To make it feel like a full arcade game there are several variations of golf in the game. It’s not a case of different ways to hit the ball but more a case of different ways of counting the score. Take for instance the baseball golfing where the scores are counted the same way as in baseball games. This was a big disappointment to me as I thought that Outlaw Golf 2 was a more EA Big-like approach to golf. The arcade elements that the game offers have less influence on the gameplay and are only fun if the boredom is really catching on.
The offer of game modes isn’t really good either. The main mode is the Tour mode. Here you’ll have to choose from a range of different characters and range events. After each successful event, a new one will be unlocked as well as new costumes and sticks. Sadly there isn’t a storyline behind the tour mode, making it rather impossible to feel connected to your character. To spice up your golfing abilities you can try out the Outlaw range. Here you’ll get several goals to complete earning you some stats. The lack of a tutorial however makes it hard for those who didn’t play the first game to find out how the controls work. Of course, that’s what a manual is for, but who reads those anyway?
From a graphical point of view, it’s not all that bad. The characters look detailed enough and the several courts all offer enough variety to keep the boredom out. The soundtrack however has a pretty high “trailer trash” level but thank god for the custom soundtrack option in the Xbox version. The Xbox Live mode gives the game a little advantage, but as long as the single player sucks, there’s no use in trying the online mode as far as I’m concerned.

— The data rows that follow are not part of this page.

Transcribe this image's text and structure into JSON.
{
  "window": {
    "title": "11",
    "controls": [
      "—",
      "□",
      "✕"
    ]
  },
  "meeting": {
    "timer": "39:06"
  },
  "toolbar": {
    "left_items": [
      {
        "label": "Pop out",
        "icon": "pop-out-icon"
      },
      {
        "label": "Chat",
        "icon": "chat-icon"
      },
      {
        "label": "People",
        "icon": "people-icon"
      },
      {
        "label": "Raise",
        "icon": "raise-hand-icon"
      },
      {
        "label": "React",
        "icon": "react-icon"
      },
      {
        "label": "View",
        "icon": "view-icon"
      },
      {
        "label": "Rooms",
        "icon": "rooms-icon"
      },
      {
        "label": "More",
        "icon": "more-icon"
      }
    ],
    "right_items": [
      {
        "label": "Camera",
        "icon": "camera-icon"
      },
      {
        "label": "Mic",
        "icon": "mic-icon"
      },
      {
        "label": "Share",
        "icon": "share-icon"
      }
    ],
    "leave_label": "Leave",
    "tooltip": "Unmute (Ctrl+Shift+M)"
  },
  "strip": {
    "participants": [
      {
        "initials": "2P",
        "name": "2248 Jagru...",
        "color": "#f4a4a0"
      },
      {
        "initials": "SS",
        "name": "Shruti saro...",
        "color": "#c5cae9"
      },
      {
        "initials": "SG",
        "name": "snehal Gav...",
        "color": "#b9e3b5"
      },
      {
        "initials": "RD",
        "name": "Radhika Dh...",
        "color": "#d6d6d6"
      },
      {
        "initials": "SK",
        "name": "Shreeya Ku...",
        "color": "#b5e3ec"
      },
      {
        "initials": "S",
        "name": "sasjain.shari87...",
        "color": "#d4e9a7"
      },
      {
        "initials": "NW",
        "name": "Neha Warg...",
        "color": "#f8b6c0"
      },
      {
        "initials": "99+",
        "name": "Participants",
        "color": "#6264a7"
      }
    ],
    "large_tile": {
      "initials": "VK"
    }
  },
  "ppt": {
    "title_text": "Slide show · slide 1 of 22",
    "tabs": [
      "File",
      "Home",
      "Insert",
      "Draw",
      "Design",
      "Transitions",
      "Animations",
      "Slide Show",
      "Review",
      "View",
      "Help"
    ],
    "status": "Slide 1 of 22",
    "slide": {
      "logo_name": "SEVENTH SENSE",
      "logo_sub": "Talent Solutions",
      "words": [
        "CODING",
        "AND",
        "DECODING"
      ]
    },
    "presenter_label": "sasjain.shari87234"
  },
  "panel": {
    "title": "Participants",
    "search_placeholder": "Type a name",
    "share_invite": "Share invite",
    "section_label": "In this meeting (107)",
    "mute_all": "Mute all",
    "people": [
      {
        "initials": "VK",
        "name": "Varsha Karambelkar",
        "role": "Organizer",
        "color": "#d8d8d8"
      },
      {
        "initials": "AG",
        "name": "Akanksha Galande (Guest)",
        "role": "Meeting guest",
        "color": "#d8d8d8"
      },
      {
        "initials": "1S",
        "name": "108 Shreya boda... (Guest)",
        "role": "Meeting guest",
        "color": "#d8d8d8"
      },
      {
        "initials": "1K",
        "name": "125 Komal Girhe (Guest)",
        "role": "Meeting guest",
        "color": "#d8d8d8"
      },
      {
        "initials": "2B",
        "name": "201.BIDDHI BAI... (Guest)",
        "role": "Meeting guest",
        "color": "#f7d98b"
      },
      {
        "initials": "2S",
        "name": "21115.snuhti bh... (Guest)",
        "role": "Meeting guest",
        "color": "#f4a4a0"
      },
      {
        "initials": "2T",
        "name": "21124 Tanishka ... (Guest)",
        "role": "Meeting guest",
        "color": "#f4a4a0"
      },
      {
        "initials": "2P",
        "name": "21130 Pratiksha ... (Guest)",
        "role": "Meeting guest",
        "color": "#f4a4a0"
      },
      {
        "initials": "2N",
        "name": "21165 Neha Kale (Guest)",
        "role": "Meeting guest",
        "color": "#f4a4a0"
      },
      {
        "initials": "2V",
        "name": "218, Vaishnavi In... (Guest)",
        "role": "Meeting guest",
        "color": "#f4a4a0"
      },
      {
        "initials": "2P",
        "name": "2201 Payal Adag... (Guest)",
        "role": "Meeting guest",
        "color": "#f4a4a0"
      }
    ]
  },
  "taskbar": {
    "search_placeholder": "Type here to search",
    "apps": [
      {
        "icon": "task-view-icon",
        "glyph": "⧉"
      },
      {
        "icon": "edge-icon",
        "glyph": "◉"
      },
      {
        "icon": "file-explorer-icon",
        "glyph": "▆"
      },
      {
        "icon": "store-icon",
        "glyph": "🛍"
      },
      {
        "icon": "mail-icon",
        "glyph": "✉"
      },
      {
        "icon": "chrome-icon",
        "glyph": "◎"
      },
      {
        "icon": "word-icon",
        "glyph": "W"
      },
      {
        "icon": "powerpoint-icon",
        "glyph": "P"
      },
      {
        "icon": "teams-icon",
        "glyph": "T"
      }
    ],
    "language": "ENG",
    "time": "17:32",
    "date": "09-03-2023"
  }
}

Outlaw Golf 2 looked to be a cool arcade golf game that likes to break the traditional golfing rules. But see through the sex and violence and you’ll be left with a mediocre golf game with an identity crisis. They have chosen the path of arcade gameplay with too little convincing. A hefty amount of busty women and an occasional fight here and there doesn’t make a game fun to play. If there is a third instalment coming up, and let’s hope not, I can only hope for better gameplay abilities in stead of boring minigames that don’t offer any surplus to the game. Until that day I’ll try to get into the high society so I can scare away those happy ducks and leave a nice doodle in the bunkers.